Thanks. Hmm, so $\overline{R(1/\bar{z})}-R(z)=0$ for all $z$ such that $|z|=1$, but then clearing denominators and such would give a polynomial with infinite roots, so actually $\overline{R(1/\bar{z})}=R(z)$ for all $z$ in the plane? But then what does it mean about how the roots and poles are situated? – majora Jan 24 '12 at 7:56
@majora: Consider the consequences of this identity when $R(c)=0$ or $R(c)=\infty$. Also note that $z\mapsto 1/\overline z$ has a nice geometric description. – Jonas Meyer Jan 24 '12 at 8:02
@JonasMeyer So writing $c=a+bi$, it follows that $\overline{R(1/\bar{c})}=\frac{a-bi}{a^2+b^2}$. So if $R(c)=0$, does this imply $a=b=0$? So the roots are situated near the origin? And if $R(c)=\infty$, then I don't quite know what to say about $a$ and $b$, except that they should be very large, so the poles are very far away from the origin? – majora Jan 24 '12 at 8:23
@majora: No. $R(c)=\overline{R(1/\overline c)}$. So if $R(c)=0$, then _______$=0$. This indicates a symmetry of the zeros that can also be described geometrically. Poles have the same symmetry. – Jonas Meyer Jan 24 '12 at 8:37

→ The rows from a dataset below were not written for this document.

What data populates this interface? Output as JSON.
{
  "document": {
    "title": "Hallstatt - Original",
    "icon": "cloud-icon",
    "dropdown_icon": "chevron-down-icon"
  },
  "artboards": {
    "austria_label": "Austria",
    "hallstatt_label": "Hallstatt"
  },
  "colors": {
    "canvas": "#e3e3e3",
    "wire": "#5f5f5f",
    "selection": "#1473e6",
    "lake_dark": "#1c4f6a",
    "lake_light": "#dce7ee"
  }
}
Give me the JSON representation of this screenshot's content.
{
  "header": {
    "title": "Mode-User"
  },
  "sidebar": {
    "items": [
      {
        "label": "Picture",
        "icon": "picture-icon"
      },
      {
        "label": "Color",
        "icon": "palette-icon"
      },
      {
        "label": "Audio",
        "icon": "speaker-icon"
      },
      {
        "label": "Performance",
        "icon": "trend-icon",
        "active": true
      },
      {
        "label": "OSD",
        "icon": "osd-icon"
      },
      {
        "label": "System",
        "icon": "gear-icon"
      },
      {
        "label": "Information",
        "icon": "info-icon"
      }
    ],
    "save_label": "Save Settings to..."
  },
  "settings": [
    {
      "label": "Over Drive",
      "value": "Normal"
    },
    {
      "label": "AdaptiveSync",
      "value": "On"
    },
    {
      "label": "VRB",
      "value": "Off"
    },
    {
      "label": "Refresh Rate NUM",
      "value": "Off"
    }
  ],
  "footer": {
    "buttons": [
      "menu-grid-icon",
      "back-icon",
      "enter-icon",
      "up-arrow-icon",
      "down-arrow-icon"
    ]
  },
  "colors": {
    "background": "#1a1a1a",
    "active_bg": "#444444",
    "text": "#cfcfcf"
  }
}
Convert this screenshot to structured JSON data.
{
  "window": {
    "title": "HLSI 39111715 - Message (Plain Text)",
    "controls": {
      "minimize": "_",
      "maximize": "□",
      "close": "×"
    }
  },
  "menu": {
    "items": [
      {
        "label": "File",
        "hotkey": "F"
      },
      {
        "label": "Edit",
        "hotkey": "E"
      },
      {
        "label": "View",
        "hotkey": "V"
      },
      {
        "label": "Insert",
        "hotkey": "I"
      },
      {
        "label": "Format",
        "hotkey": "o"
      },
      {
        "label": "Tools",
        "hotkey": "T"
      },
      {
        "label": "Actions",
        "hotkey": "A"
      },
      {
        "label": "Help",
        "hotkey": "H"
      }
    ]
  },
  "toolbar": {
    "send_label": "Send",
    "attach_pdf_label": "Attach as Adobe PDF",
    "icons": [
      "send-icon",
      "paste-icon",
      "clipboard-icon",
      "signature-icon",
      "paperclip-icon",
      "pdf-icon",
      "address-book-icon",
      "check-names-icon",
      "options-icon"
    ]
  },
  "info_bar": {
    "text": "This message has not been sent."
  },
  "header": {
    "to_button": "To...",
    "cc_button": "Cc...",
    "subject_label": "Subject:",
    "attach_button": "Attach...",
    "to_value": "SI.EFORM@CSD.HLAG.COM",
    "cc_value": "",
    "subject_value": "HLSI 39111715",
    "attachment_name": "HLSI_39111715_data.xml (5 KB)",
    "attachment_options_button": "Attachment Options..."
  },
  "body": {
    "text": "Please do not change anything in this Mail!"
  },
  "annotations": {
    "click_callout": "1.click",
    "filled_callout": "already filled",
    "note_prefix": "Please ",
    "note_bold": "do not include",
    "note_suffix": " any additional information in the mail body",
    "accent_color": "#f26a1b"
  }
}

@bgins Thanks, but I don't see a pairing argument between poles and roots. I think that $c$ and $1/\bar{c}$ are simultaneous roots or simultaneous poles, so the roots and poles come in pairs except when $c=1/\bar{c}$, that is, when $|c|=1$. So the only thing I can think of is that the roots come in pairs off the unit circle, and the poles come in pairs off the unit circle, plus some possible unpaired roots and poles on the unit circle. Is this what you mean? – majora Jan 24 '12 at 16:01